Whether you’ve heard the term or not, if you have a menstrual cycle then chances are you’ve encountered a period calculator in some form or another!
A period calculator just refers to any tool that helps you keep track of and predict when your period will come. It may be as simple as counting out the average length of your cycle and marking your paper calendar, or it could be as complex as an app that asks questions about previous cycle history and maybe even logs symptoms.
Either way, the idea is the same: using previous cycle data – primarily average cycle length – to try and predict when your period is coming. For instance: if you typically have 30 days from the start of one period to the next, once your period starts, you (or your app) count out 30 days and mark it, theoretically telling you when the next period is.
Why do people use period calculators, and are they actually accurate and worth using? We’ll tackle these questions and more below. Keep on reading to learn more about period calculators and (spoiler alert) better ways to track your hormones and cycles.
Why would I use a period calculator?
You can probably already imagine some practical uses for a period calculator, including knowing when to carry some extra pain reliever and tampons or when to avoid white pants. If you’re using a period calculator that also tracks past periods, it may help you get overall cycle data and help out when the doctor asks the ever-awkward, “When was your last period?”
Many people also use period calculators when they’re trying to get pregnant, too. Since ovulation typically occurs in the middle of your cycle, using a period calculator can help estimate when you’re ovulating and when your most fertile days are.
Some period calculators and period tracking apps will also use both your period and past cycle data to try and predict your fertility, and this is a common way people get started with cycle tracking when beginning trying to get pregnant.
In addition to finding your fertile days to properly time intercourse, knowing when your period is expected will also help you know when you should begin testing for pregnancy.
Are period calculators accurate?
Is using a period calculator to find your fertile days accurate though, and is it actually giving the information you think you’re getting?
Unfortunately, while many period calculators and apps look sophisticated and may include questions about your health or cycle length, the information they provide is based on outdated assumptions and not usually rooted in any understanding of your unique hormone patterns.
They aren’t all the same, either! In fact, one study analyzed 10 different period apps with the same cycle data and found that they gave completely different predictions of periods and fertile days.
Period calculators that ask for your past cycle history at least may be slightly more accurate, but just because your cycles have historically been, say, 27 days, doesn’t mean they’ll continue to be or that any given cycle will be. Your cycle length may change due to stress, illness, or a number of other factors. Or, if you have irregular cycles, this data typically won’t be reliable.

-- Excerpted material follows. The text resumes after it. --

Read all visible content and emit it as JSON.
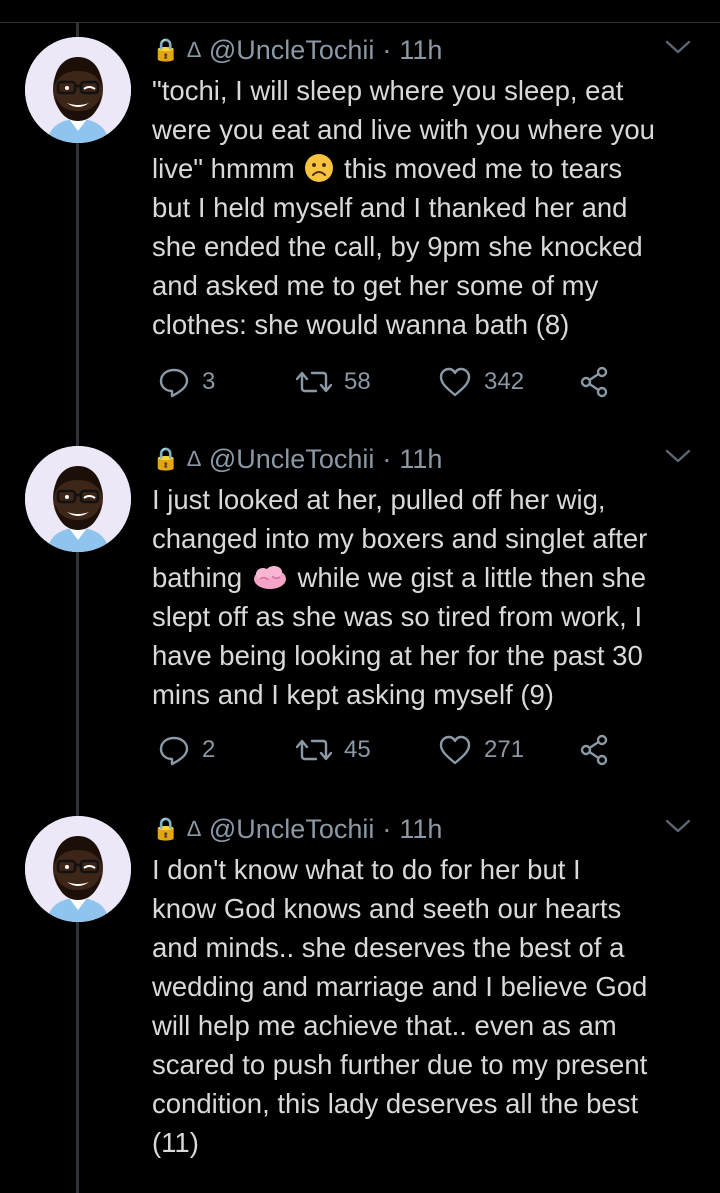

Finally, if you’re using your period calculator to try and conceive, it may be giving you incorrect information about when you ovulate. Many of these calculators assume a day 14 ovulation, but studies show that’s just not true for the majority of people. Since mistiming intercourse is a primary cause of infertility, it’s important to get right when you’re actually fertile.
Is there a better way to track my hormones and ovulation?
So if your period calculator isn’t necessarily your best tool, is there a better option out there?
Yes! Instead of just guessing based on past cycle data, you can test your unique biomarkers to predict and confirm ovulation.
For a more comprehensive overview, you may want to check out “How to Track Ovulation.” To get you started though, here are a few ideas!
- Cervical mucus: the fluid secreted by your cervix changes in response to hormones! As ovulation approaches, cervical mucus becomes more watery, and resembles raw eggwhite.
- Predicting ovulation with LH testing: Luteinizing hormone rises 12-36 hours before ovulation, and helps detect your two most fertile days! If you’re using your period tracker to help get pregnant, adding ovulation testing can help increase your chances of pregnancy compared to the app alone.
- Confirming successful ovulation: While a period tracker may try to predict when you’re fertile, what it definitely can’t tell you is if you actually ovulated, and if that ovulation was successful! “Successful” ovulation means that progesterone was elevated and sustained enough to actually support a new pregnancy. Proov Confirm can confirm successful ovulation and can still work well even if you’re attached to your period tracker.
Want to track all 4 cycle hormones to predict and confirm ovulation? Try Complete!